As the years passed, Jolyon looked for further assistance through Parkinson Society British Columbia (PSBC). "I realized I needed to join a support group, so I contacted PSBC and was directed to such a group. The group facilitator would bring communications from PSBC to the meetings or distribute them by email, and I was surprised by the wealth of resources now being offered. There was information on webinars, conferences and various programs for PD patients". As a result of the scope of services offered through the Society, Jolyon has become a member.

Recently, Jolyon won a video contest with the American National Caregiving Conference. In his YouTube video submission, he describes how he changed his approach to dealing with Sandra's anxiety attacks, which were often brought on by problems that didn't exist. He found that instead of challenging her perceptions, it was more beneficial to the both of them to reassure her that everything was alright. This tactic ultimately put an end to her panic attacks.

When asked what he saw as the most important piece of advice for caregivers, Jolyon offered this: "Find someone you can talk to frankly and who won't judge you. Caregiving is brutal. It takes a toll both physically and mentally. Sooner or later, everyone needs to vent. So my advice is to find someone, a support group, a therapist or a spiritual leader, to whom you can unload…my primary advice to caregivers is to find a caregivers' support group."

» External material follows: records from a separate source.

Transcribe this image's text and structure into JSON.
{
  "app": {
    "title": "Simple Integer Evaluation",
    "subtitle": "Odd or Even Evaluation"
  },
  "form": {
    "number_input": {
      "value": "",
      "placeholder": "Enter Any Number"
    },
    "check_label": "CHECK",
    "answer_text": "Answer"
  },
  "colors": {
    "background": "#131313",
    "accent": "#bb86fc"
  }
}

About Jolyon Hallows: Jolyon Hallows is an instructor, writer, speaker and advocate for caregivers of Parkinson's disease. He resides in Burnaby, BC, and manages the blog, A Parkinson's Life And a Caregiver's Roadmap. He also volunteers with Parkinson Society British Columbia (PSBC) as part of the Speakers Bureau, providing talks pertaining to caregiving and Parkinson's disease in public and semi-public settings.

Source: Jolyon Hallows. (2017, May 29). Remembering Sandra. Retrieved from http://www.aparkinsonslife.com/Sandra.html.